19 November 2019
In other words, the US government is ramping up debt but the corporate sector, at least those parts selling consumer content and luxury goods, is doing just fine. Guess where Bernie Sanders or Elisabeth Warren will be looking for funds if one of them makes it to the White House. Overall, the staggering debt pile is the most worrying bit. If it wasn’t for quantitative easing, there would most likely be less enthusiasm for bonds and equities. From 2016 until today, the US debt balance has grown from around USD 300 billion to USD 1,000 billion. You have to go back all the way to 2008 and 2009 to see such a steep budget deficit. In those days, the Great Financial Crisis was at the origin of the huge deficit, today it’s President Trump.
How much leeway is there for infrastructure works unless higher taxes are applied elsewhere? And if Trump gets re-elected, what margin is there left for additional fiscal largesse? Right now, such worries seem to be far away. There is a sense of optimism that in the short term economic momentum can and will rebound. And when you compare the PMI new orders component to the inventory ratio, most likely PMIs have room to move higher in the next few months. Hence, market fear has decreased, and with it the appetite for gold which, by the way, has seen the biggest weekly outflow since December 2016. In the past three weeks, flows have also been returning to equity. There is much more potential if huge past bond inflows revert and go into equity.

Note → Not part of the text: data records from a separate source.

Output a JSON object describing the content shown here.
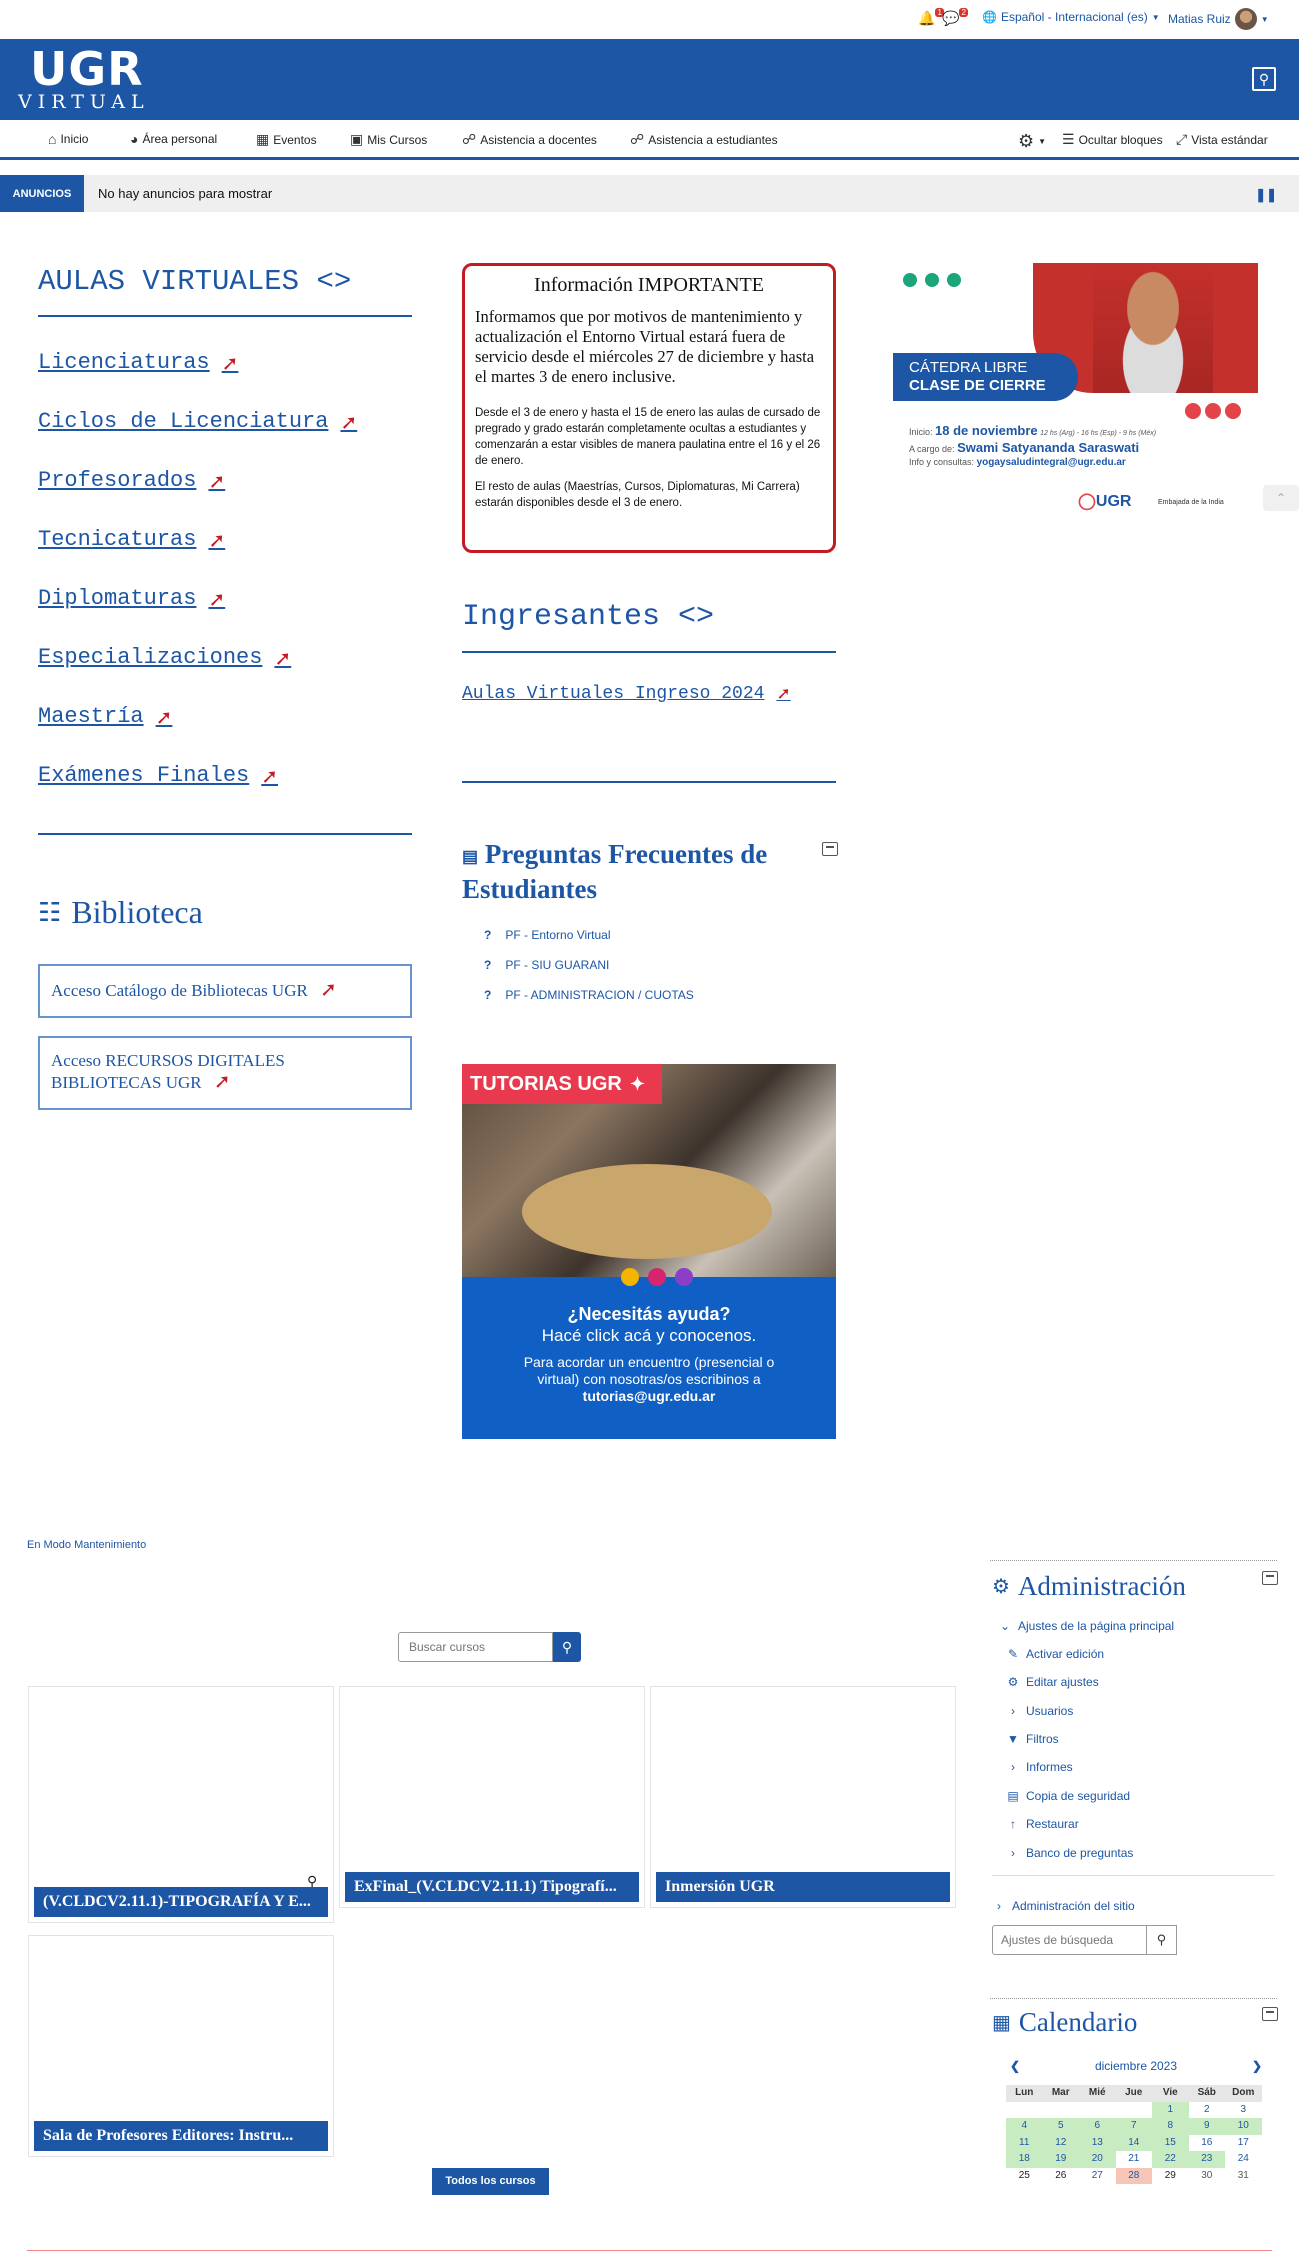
{
  "topbar": {
    "notif_count": "1",
    "msg_count": "2",
    "language": "Español - Internacional (es)",
    "user_name": "Matias Ruiz"
  },
  "header": {
    "logo_main": "UGR",
    "logo_sub": "VIRTUAL"
  },
  "nav": {
    "items": [
      "Inicio",
      "Área personal",
      "Eventos",
      "Mis Cursos",
      "Asistencia a docentes",
      "Asistencia a estudiantes"
    ],
    "hide_blocks": "Ocultar bloques",
    "standard_view": "Vista estándar"
  },
  "announcements": {
    "label": "ANUNCIOS",
    "text": "No hay anuncios para mostrar"
  },
  "aulas": {
    "title": "AULAS VIRTUALES <>",
    "links": [
      "Licenciaturas",
      "Ciclos de Licenciatura",
      "Profesorados",
      "Tecnicaturas",
      "Diplomaturas",
      "Especializaciones",
      "Maestría",
      "Exámenes Finales"
    ]
  },
  "biblioteca": {
    "title": "Biblioteca",
    "link1": "Acceso Catálogo de Bibliotecas UGR",
    "link2": "Acceso RECURSOS DIGITALES BIBLIOTECAS UGR"
  },
  "info": {
    "title": "Información IMPORTANTE",
    "p1": "Informamos que por motivos de mantenimiento y actualización el Entorno Virtual estará fuera de servicio desde el miércoles 27 de diciembre y hasta el martes 3 de enero inclusive.",
    "p2": "Desde el 3 de enero y hasta el 15 de enero las aulas de cursado de pregrado y grado estarán completamente ocultas a estudiantes y comenzarán a estar visibles de manera paulatina entre el 16 y el 26 de enero.",
    "p3": "El resto de aulas (Maestrías, Cursos, Diplomaturas, Mi Carrera) estarán disponibles desde el 3 de enero."
  },
  "ingresantes": {
    "title": "Ingresantes <>",
    "link": "Aulas Virtuales Ingreso 2024"
  },
  "faq": {
    "title": "Preguntas Frecuentes de Estudiantes",
    "items": [
      "PF - Entorno Virtual",
      "PF - SIU GUARANI",
      "PF - ADMINISTRACION / CUOTAS"
    ]
  },
  "tutorias": {
    "header": "TUTORIAS UGR",
    "line1": "¿Necesitás ayuda?",
    "line2": "Hacé click acá y conocenos.",
    "line3": "Para acordar un encuentro (presencial o",
    "line4": "virtual) con nosotras/os escribinos a",
    "email": "tutorias@ugr.edu.ar"
  },
  "poster": {
    "tag1": "CÁTEDRA LIBRE",
    "tag2": "CLASE DE CIERRE",
    "start_label": "Inicio:",
    "start_date": "18 de noviembre",
    "start_times": "12 hs (Arg) - 16 hs (Esp) - 9 hs (Méx)",
    "lead_label": "A cargo de:",
    "lead_name": "Swami Satyananda Saraswati",
    "contact_label": "Info y consultas:",
    "contact_email": "yogaysaludintegral@ugr.edu.ar",
    "logo": "UGR",
    "partner": "Embajada de la India"
  },
  "courses": {
    "maintenance": "En Modo Mantenimiento",
    "search_placeholder": "Buscar cursos",
    "cards": [
      "(V.CLDCV2.11.1)-TIPOGRAFÍA Y E...",
      "ExFinal_(V.CLDCV2.11.1) Tipografí...",
      "Inmersión UGR",
      "Sala de Profesores Editores: Instru..."
    ],
    "all_courses": "Todos los cursos"
  },
  "admin": {
    "title": "Administración",
    "front_settings": "Ajustes de la página principal",
    "items": [
      "Activar edición",
      "Editar ajustes",
      "Usuarios",
      "Filtros",
      "Informes",
      "Copia de seguridad",
      "Restaurar",
      "Banco de preguntas"
    ],
    "site_admin": "Administración del sitio",
    "search_placeholder": "Ajustes de búsqueda"
  },
  "calendar": {
    "title": "Calendario",
    "month": "diciembre 2023",
    "weekdays": [
      "Lun",
      "Mar",
      "Mié",
      "Jue",
      "Vie",
      "Sáb",
      "Dom"
    ],
    "weeks": [
      [
        "",
        "",
        "",
        "",
        "1",
        "2",
        "3"
      ],
      [
        "4",
        "5",
        "6",
        "7",
        "8",
        "9",
        "10"
      ],
      [
        "11",
        "12",
        "13",
        "14",
        "15",
        "16",
        "17"
      ],
      [
        "18",
        "19",
        "20",
        "21",
        "22",
        "23",
        "24"
      ],
      [
        "25",
        "26",
        "27",
        "28",
        "29",
        "30",
        "31"
      ]
    ]
  }
}
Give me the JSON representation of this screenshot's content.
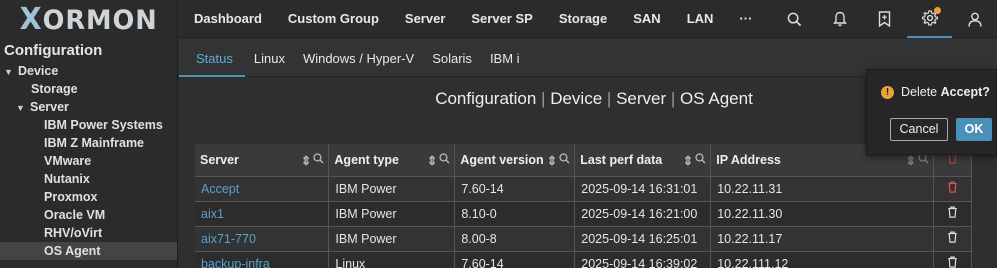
{
  "logo": {
    "x": "X",
    "rest": "ORMON"
  },
  "sidebar": {
    "title": "Configuration",
    "items": [
      {
        "label": "Device"
      },
      {
        "label": "Storage"
      },
      {
        "label": "Server"
      },
      {
        "label": "IBM Power Systems"
      },
      {
        "label": "IBM Z Mainframe"
      },
      {
        "label": "VMware"
      },
      {
        "label": "Nutanix"
      },
      {
        "label": "Proxmox"
      },
      {
        "label": "Oracle VM"
      },
      {
        "label": "RHV/oVirt"
      },
      {
        "label": "OS Agent"
      }
    ]
  },
  "nav": {
    "items": [
      "Dashboard",
      "Custom Group",
      "Server",
      "Server SP",
      "Storage",
      "SAN",
      "LAN",
      "···"
    ],
    "icons": [
      "search-icon",
      "bell-icon",
      "bookmark-icon",
      "gear-icon",
      "user-icon"
    ]
  },
  "tabs": [
    "Status",
    "Linux",
    "Windows / Hyper-V",
    "Solaris",
    "IBM i"
  ],
  "page_title": {
    "parts": [
      "Configuration",
      "Device",
      "Server",
      "OS Agent"
    ],
    "separator": "|"
  },
  "table": {
    "columns": [
      "Server",
      "Agent type",
      "Agent version",
      "Last perf data",
      "IP Address"
    ],
    "rows": [
      {
        "server": "Accept",
        "type": "IBM Power",
        "version": "7.60-14",
        "last": "2025-09-14 16:31:01",
        "ip": "10.22.11.31"
      },
      {
        "server": "aix1",
        "type": "IBM Power",
        "version": "8.10-0",
        "last": "2025-09-14 16:21:00",
        "ip": "10.22.11.30"
      },
      {
        "server": "aix71-770",
        "type": "IBM Power",
        "version": "8.00-8",
        "last": "2025-09-14 16:25:01",
        "ip": "10.22.11.17"
      },
      {
        "server": "backup-infra",
        "type": "Linux",
        "version": "7.60-14",
        "last": "2025-09-14 16:39:02",
        "ip": "10.22.111.12"
      }
    ]
  },
  "popup": {
    "message_prefix": "Delete",
    "message_target": "Accept?",
    "cancel_label": "Cancel",
    "ok_label": "OK"
  },
  "colors": {
    "accent": "#4a90b8",
    "link": "#5aa0cc",
    "warning": "#e8a33a",
    "delete_active": "#d9534f"
  }
}
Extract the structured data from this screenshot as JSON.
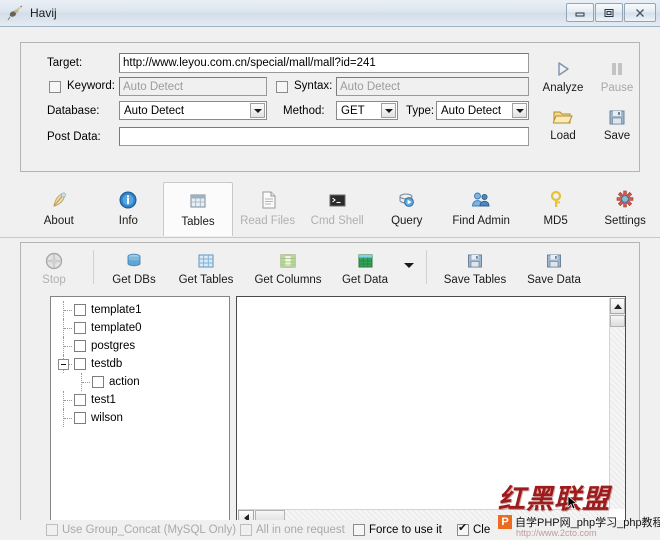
{
  "window": {
    "title": "Havij",
    "app_icon": "bug-icon",
    "buttons": [
      {
        "name": "minimize",
        "glyph": "▬"
      },
      {
        "name": "maximize",
        "glyph": "❐"
      },
      {
        "name": "close",
        "glyph": "✕"
      }
    ]
  },
  "target_form": {
    "target_label": "Target:",
    "target_value": "http://www.leyou.com.cn/special/mall/mall?id=241",
    "keyword_label": "Keyword:",
    "keyword_checked": false,
    "keyword_placeholder": "Auto Detect",
    "syntax_label": "Syntax:",
    "syntax_checked": false,
    "syntax_placeholder": "Auto Detect",
    "database_label": "Database:",
    "database_value": "Auto Detect",
    "method_label": "Method:",
    "method_value": "GET",
    "type_label": "Type:",
    "type_value": "Auto Detect",
    "postdata_label": "Post Data:",
    "postdata_value": ""
  },
  "actions": [
    {
      "label": "Analyze",
      "icon": "play-icon",
      "enabled": true
    },
    {
      "label": "Pause",
      "icon": "pause-icon",
      "enabled": false
    },
    {
      "label": "Load",
      "icon": "folder-open-icon",
      "enabled": true
    },
    {
      "label": "Save",
      "icon": "floppy-disk-icon",
      "enabled": true
    }
  ],
  "tabs": [
    {
      "label": "About",
      "icon": "feather-icon",
      "active": false,
      "enabled": true
    },
    {
      "label": "Info",
      "icon": "info-icon",
      "active": false,
      "enabled": true
    },
    {
      "label": "Tables",
      "icon": "table-icon",
      "active": true,
      "enabled": true
    },
    {
      "label": "Read Files",
      "icon": "document-icon",
      "active": false,
      "enabled": false
    },
    {
      "label": "Cmd Shell",
      "icon": "console-icon",
      "active": false,
      "enabled": false
    },
    {
      "label": "Query",
      "icon": "query-icon",
      "active": false,
      "enabled": true
    },
    {
      "label": "Find Admin",
      "icon": "users-icon",
      "active": false,
      "enabled": true
    },
    {
      "label": "MD5",
      "icon": "key-icon",
      "active": false,
      "enabled": true
    },
    {
      "label": "Settings",
      "icon": "gears-icon",
      "active": false,
      "enabled": true
    }
  ],
  "commands": [
    {
      "label": "Stop",
      "icon": "stop-icon",
      "enabled": false
    },
    {
      "label": "Get DBs",
      "icon": "database-icon",
      "enabled": true
    },
    {
      "label": "Get Tables",
      "icon": "grid-blue-icon",
      "enabled": true
    },
    {
      "label": "Get Columns",
      "icon": "columns-icon",
      "enabled": true
    },
    {
      "label": "Get Data",
      "icon": "data-green-icon",
      "enabled": true
    },
    {
      "label": "Save Tables",
      "icon": "floppy-disk-icon",
      "enabled": true
    },
    {
      "label": "Save Data",
      "icon": "floppy-disk-icon",
      "enabled": true
    }
  ],
  "commands_dropdown_icon": "chevron-down-icon",
  "tree": [
    {
      "label": "template1",
      "indent": 0,
      "checked": false,
      "expander": null
    },
    {
      "label": "template0",
      "indent": 0,
      "checked": false,
      "expander": null
    },
    {
      "label": "postgres",
      "indent": 0,
      "checked": false,
      "expander": null
    },
    {
      "label": "testdb",
      "indent": 0,
      "checked": false,
      "expander": "minus"
    },
    {
      "label": "action",
      "indent": 1,
      "checked": false,
      "expander": null
    },
    {
      "label": "test1",
      "indent": 0,
      "checked": false,
      "expander": null
    },
    {
      "label": "wilson",
      "indent": 0,
      "checked": false,
      "expander": null
    }
  ],
  "grid": {
    "rows": [],
    "vscroll_up_icon": "triangle-up-icon",
    "hscroll_left_icon": "triangle-left-icon"
  },
  "options": [
    {
      "label": "Use Group_Concat (MySQL Only)",
      "checked": false,
      "enabled": false
    },
    {
      "label": "All in one request",
      "checked": false,
      "enabled": false
    },
    {
      "label": "Force to use it",
      "checked": false,
      "enabled": true
    },
    {
      "label": "Cle",
      "checked": true,
      "enabled": true
    }
  ],
  "watermark": {
    "chinese": "红黑联盟",
    "badge": "P",
    "text": "自学PHP网_php学习_php教程",
    "url": "http://www.2cto.com"
  },
  "colors": {
    "window_bg": "#f0f0f0",
    "titlebar": "#dde6ef",
    "field_bg": "#ffffff",
    "disabled_text": "#a9a9a9",
    "watermark_red": "#9e1b1b",
    "badge_orange": "#ee6a1e"
  }
}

Optimism is growing, but has not hit maximum, let alone exuberance. Before you know it, Disney’s market cap could trump the entire market of, say, a country like Belgium. There’s only 20% to go for Disney. Call it the power of the mouse.